__Exercise aim__. Without omitting anything, copy the data exactly.

········

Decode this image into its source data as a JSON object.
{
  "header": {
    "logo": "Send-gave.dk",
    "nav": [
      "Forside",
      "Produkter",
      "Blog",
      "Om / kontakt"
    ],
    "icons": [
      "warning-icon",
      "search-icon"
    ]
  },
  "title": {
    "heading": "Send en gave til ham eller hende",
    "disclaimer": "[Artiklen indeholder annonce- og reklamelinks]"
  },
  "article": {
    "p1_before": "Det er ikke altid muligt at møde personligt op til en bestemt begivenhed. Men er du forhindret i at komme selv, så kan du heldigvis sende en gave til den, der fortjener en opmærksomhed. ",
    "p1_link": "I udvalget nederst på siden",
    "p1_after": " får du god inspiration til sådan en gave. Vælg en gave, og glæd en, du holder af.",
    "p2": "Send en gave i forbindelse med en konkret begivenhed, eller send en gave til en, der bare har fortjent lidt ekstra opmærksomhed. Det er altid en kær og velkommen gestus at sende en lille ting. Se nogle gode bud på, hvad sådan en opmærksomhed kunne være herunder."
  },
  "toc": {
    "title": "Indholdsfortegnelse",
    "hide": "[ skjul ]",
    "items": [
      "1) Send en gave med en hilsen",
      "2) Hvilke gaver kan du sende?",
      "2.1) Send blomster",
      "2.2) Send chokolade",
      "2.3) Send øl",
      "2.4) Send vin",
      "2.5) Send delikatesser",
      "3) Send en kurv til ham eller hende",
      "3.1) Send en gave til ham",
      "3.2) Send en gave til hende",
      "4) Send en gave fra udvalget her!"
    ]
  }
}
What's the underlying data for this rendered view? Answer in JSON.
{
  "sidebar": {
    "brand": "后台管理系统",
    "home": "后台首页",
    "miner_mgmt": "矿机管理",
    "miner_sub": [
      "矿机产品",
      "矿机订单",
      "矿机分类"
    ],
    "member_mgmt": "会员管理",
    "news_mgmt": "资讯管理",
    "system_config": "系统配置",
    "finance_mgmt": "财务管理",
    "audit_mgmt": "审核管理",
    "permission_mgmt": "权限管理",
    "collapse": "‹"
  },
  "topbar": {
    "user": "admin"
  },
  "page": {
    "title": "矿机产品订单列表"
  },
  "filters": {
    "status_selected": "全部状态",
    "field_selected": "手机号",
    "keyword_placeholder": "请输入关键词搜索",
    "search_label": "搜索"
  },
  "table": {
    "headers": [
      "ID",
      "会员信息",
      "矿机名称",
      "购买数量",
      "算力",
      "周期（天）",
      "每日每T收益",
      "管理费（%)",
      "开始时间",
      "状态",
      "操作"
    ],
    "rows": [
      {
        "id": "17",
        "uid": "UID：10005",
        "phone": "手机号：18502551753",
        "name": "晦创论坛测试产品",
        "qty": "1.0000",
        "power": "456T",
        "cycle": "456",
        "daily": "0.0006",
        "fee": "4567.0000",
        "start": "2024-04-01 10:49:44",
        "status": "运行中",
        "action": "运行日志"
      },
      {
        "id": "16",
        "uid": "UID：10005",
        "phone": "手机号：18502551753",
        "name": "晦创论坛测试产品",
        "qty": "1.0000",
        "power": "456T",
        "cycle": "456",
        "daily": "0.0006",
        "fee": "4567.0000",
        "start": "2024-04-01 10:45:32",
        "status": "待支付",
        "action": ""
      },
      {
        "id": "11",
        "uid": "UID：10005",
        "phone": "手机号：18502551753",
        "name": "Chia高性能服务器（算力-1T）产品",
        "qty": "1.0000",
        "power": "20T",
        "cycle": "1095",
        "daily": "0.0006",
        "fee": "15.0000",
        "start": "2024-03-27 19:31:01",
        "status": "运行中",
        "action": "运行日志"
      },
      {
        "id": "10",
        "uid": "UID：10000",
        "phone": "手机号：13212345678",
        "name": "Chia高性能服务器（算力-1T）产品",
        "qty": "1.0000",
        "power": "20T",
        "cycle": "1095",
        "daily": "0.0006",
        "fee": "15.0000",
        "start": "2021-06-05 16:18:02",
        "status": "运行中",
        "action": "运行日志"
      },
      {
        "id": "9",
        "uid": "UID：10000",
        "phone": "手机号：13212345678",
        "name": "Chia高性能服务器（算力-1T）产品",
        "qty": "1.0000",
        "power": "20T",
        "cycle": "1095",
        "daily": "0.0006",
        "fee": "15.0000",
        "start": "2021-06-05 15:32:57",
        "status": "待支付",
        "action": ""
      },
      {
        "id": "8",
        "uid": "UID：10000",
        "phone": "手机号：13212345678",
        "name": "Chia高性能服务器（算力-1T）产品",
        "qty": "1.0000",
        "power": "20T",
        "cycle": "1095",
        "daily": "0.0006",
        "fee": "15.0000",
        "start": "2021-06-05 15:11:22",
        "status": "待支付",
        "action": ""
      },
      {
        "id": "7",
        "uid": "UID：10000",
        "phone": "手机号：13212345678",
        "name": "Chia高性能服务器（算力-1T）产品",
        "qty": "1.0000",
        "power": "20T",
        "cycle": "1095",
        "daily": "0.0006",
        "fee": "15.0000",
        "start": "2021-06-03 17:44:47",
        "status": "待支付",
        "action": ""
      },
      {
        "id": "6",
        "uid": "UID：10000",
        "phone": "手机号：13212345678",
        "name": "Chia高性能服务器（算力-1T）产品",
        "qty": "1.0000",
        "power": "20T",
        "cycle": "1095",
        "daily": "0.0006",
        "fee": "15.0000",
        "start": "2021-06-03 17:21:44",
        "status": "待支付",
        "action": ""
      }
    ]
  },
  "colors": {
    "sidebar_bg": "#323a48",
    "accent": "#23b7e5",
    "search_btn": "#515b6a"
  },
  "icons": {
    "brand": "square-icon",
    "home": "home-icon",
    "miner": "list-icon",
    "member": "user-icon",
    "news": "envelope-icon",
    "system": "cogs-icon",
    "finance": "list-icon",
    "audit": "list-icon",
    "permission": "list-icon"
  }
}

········

__Task response__.
Decode this image into its source data as a JSON object.
{
  "header": {
    "logo": "Send-gave.dk",
    "nav": [
      "Forside",
      "Produkter",
      "Blog",
      "Om / kontakt"
    ],
    "icons": [
      "warning-icon",
      "search-icon"
    ]
  },
  "title": {
    "heading": "Send en gave til ham eller hende",
    "disclaimer": "[Artiklen indeholder annonce- og reklamelinks]"
  },
  "article": {
    "p1_before": "Det er ikke altid muligt at møde personligt op til en bestemt begivenhed. Men er du forhindret i at komme selv, så kan du heldigvis sende en gave til den, der fortjener en opmærksomhed. ",
    "p1_link": "I udvalget nederst på siden",
    "p1_after": " får du god inspiration til sådan en gave. Vælg en gave, og glæd en, du holder af.",
    "p2": "Send en gave i forbindelse med en konkret begivenhed, eller send en gave til en, der bare har fortjent lidt ekstra opmærksomhed. Det er altid en kær og velkommen gestus at sende en lille ting. Se nogle gode bud på, hvad sådan en opmærksomhed kunne være herunder."
  },
  "toc": {
    "title": "Indholdsfortegnelse",
    "hide": "[ skjul ]",
    "items": [
      "1) Send en gave med en hilsen",
      "2) Hvilke gaver kan du sende?",
      "2.1) Send blomster",
      "2.2) Send chokolade",
      "2.3) Send øl",
      "2.4) Send vin",
      "2.5) Send delikatesser",
      "3) Send en kurv til ham eller hende",
      "3.1) Send en gave til ham",
      "3.2) Send en gave til hende",
      "4) Send en gave fra udvalget her!"
    ]
  }
}
What's the underlying data for this rendered view? Answer in JSON.
{
  "sidebar": {
    "brand": "后台管理系统",
    "home": "后台首页",
    "miner_mgmt": "矿机管理",
    "miner_sub": [
      "矿机产品",
      "矿机订单",
      "矿机分类"
    ],
    "member_mgmt": "会员管理",
    "news_mgmt": "资讯管理",
    "system_config": "系统配置",
    "finance_mgmt": "财务管理",
    "audit_mgmt": "审核管理",
    "permission_mgmt": "权限管理",
    "collapse": "‹"
  },
  "topbar": {
    "user": "admin"
  },
  "page": {
    "title": "矿机产品订单列表"
  },
  "filters": {
    "status_selected": "全部状态",
    "field_selected": "手机号",
    "keyword_placeholder": "请输入关键词搜索",
    "search_label": "搜索"
  },
  "table": {
    "headers": [
      "ID",
      "会员信息",
      "矿机名称",
      "购买数量",
      "算力",
      "周期（天）",
      "每日每T收益",
      "管理费（%)",
      "开始时间",
      "状态",
      "操作"
    ],
    "rows": [
      {
        "id": "17",
        "uid": "UID：10005",
        "phone": "手机号：18502551753",
        "name": "晦创论坛测试产品",
        "qty": "1.0000",
        "power": "456T",
        "cycle": "456",
        "daily": "0.0006",
        "fee": "4567.0000",
        "start": "2024-04-01 10:49:44",
        "status": "运行中",
        "action": "运行日志"
      },
      {
        "id": "16",
        "uid": "UID：10005",
        "phone": "手机号：18502551753",
        "name": "晦创论坛测试产品",
        "qty": "1.0000",
        "power": "456T",
        "cycle": "456",
        "daily": "0.0006",
        "fee": "4567.0000",
        "start": "2024-04-01 10:45:32",
        "status": "待支付",
        "action": ""
      },
      {
        "id": "11",
        "uid": "UID：10005",
        "phone": "手机号：18502551753",
        "name": "Chia高性能服务器（算力-1T）产品",
        "qty": "1.0000",
        "power": "20T",
        "cycle": "1095",
        "daily": "0.0006",
        "fee": "15.0000",
        "start": "2024-03-27 19:31:01",
        "status": "运行中",
        "action": "运行日志"
      },
      {
        "id": "10",
        "uid": "UID：10000",
        "phone": "手机号：13212345678",
        "name": "Chia高性能服务器（算力-1T）产品",
        "qty": "1.0000",
        "power": "20T",
        "cycle": "1095",
        "daily": "0.0006",
        "fee": "15.0000",
        "start": "2021-06-05 16:18:02",
        "status": "运行中",
        "action": "运行日志"
      },
      {
        "id": "9",
        "uid": "UID：10000",
        "phone": "手机号：13212345678",
        "name": "Chia高性能服务器（算力-1T）产品",
        "qty": "1.0000",
        "power": "20T",
        "cycle": "1095",
        "daily": "0.0006",
        "fee": "15.0000",
        "start": "2021-06-05 15:32:57",
        "status": "待支付",
        "action": ""
      },
      {
        "id": "8",
        "uid": "UID：10000",
        "phone": "手机号：13212345678",
        "name": "Chia高性能服务器（算力-1T）产品",
        "qty": "1.0000",
        "power": "20T",
        "cycle": "1095",
        "daily": "0.0006",
        "fee": "15.0000",
        "start": "2021-06-05 15:11:22",
        "status": "待支付",
        "action": ""
      },
      {
        "id": "7",
        "uid": "UID：10000",
        "phone": "手机号：13212345678",
        "name": "Chia高性能服务器（算力-1T）产品",
        "qty": "1.0000",
        "power": "20T",
        "cycle": "1095",
        "daily": "0.0006",
        "fee": "15.0000",
        "start": "2021-06-03 17:44:47",
        "status": "待支付",
        "action": ""
      },
      {
        "id": "6",
        "uid": "UID：10000",
        "phone": "手机号：13212345678",
        "name": "Chia高性能服务器（算力-1T）产品",
        "qty": "1.0000",
        "power": "20T",
        "cycle": "1095",
        "daily": "0.0006",
        "fee": "15.0000",
        "start": "2021-06-03 17:21:44",
        "status": "待支付",
        "action": ""
      }
    ]
  },
  "colors": {
    "sidebar_bg": "#323a48",
    "accent": "#23b7e5",
    "search_btn": "#515b6a"
  },
  "icons": {
    "brand": "square-icon",
    "home": "home-icon",
    "miner": "list-icon",
    "member": "user-icon",
    "news": "envelope-icon",
    "system": "cogs-icon",
    "finance": "list-icon",
    "audit": "list-icon",
    "permission": "list-icon"
  }
}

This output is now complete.